Generally when a game features smart-mouthed teens fighting against the world, I roll my eyes, but Young Souls from developer 1P2P Studios made me a believer. With a striking art-style and challenging but fun combat the game has more depth than meets the eye and delivers a fun experience.
The story revolves around Jenn and Tristan, twins adopted by a mild-mannered scientist who disappears suddenly. They discover he was helping protect a portal to a goblin dimension that is determined to invade earth.
Jumping through the portal, the twins are thrust into an adventure that tests even their inexhaustible sprits. On the way they meet denizens of the goblin realm, allies they didn’t know existed on Earth, and grow their skills as they battle through four unique biomes to try and protect Earth and save their adoptive father.

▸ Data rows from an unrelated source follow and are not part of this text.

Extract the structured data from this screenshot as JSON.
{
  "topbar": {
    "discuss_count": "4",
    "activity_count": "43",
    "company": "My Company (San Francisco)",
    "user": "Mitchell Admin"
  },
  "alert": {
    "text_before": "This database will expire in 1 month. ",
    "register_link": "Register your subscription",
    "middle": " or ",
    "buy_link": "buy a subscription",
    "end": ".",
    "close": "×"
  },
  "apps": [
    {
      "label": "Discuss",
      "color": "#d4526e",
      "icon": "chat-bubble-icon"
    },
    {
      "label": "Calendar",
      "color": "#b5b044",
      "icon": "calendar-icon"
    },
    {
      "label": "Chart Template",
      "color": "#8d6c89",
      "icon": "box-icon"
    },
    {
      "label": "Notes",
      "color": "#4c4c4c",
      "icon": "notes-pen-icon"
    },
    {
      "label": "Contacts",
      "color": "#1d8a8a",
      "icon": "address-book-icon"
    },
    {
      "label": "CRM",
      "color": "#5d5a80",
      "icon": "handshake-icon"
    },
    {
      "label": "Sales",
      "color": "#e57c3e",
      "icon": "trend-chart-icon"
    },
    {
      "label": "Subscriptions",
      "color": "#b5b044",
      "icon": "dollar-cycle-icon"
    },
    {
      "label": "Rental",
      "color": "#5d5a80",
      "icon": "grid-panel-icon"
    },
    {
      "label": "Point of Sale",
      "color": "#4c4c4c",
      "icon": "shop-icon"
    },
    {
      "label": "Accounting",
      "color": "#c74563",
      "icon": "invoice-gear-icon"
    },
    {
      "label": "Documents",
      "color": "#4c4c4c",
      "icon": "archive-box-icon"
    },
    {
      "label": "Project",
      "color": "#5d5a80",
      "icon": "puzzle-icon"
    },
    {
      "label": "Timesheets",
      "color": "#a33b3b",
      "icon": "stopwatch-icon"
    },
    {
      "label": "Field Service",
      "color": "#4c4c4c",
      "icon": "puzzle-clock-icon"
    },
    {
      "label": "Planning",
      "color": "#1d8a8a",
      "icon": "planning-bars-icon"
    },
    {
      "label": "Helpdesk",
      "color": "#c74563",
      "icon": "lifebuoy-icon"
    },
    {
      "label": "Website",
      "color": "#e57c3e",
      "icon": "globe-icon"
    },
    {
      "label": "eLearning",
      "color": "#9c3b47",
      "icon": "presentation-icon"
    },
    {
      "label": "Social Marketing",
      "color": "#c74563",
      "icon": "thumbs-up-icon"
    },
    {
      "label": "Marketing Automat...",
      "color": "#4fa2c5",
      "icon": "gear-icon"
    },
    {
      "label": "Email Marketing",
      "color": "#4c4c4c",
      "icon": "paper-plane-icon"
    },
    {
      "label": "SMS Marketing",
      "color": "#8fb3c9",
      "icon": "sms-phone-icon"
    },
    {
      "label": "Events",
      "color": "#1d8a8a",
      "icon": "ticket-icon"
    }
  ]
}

While Young Souls is presented without any voiceovers, the dialog and little narrative moments add a lot of nuance to the game. It shows us the Goblin Kingdoms preparations and how Jenn and Tristan are dealing with all of their experiences through dialog snippets and cutscenes.
The game is designed from the ground up to be played solo or co-op. Jenn and Tristan start the game as exactly the same. Their equipment and stats are identical but as the game progresses, equipment, training stats and playstyles make them distinctly different.
As the worlds are explored different weapon types, armors and clothes can be found that give unique skills, speeds and attack types. This means Jenn could be built as a heavy weapon tank and Tristan a dual-dagger-wielding speedster.
When playing solo each character is switchable with a quick button press, making some quick tactics possible; in co-op each is controlled by a separate player. They also each have one revive (or additional life) available so if they are both defeated twice in a run it is back to the main hub.
Combat is relatively simple, with a block/parry action, simple and charged attack, skills (unlockable with weapons or accessories) and special accessory attacks being the extent of the options. This makes combat snappy and simple yet still challenging and fun, more of a beat-em-up than a straight action RPG.
Exploration is one of my favorite aspects of Young Souls thanks to how well it implements fast travel. Once all the Earth zones are discovered they can be traveled to in a hurry. This made shopping, leveling or the occasional delivery quests a breeze.
As far as the dungeons are concerned, traveling through the Goblin Kingdoms is pretty standard, but every major area has a gate so it can be returned to once discovered from the main hub. Every level has some gated areas that need special keys to unlock so they are revisited as the game progresses.
This adds a Metroidvania-lite aspect to Young Souls that is actually fun and not overwhelming. The progression aspects of the game are based around leveling, getting better gear (and upgrading it) and beating bosses to get more keys and explore further.
The Final Word
The whole package seems relatively simple but actually has a depth that is not overwhelming and leads to a satisfying and fun experience. There is a nice if fluffy narrative flair to the game that pulls the story along, and the exploration and loot makes some nice hooks to keep progressing fresh.
With a beautiful art-style, fun combat, interesting worlds and a good balance of loot and exploration Young Souls is an enjoyable experience that does not overstay its welcome.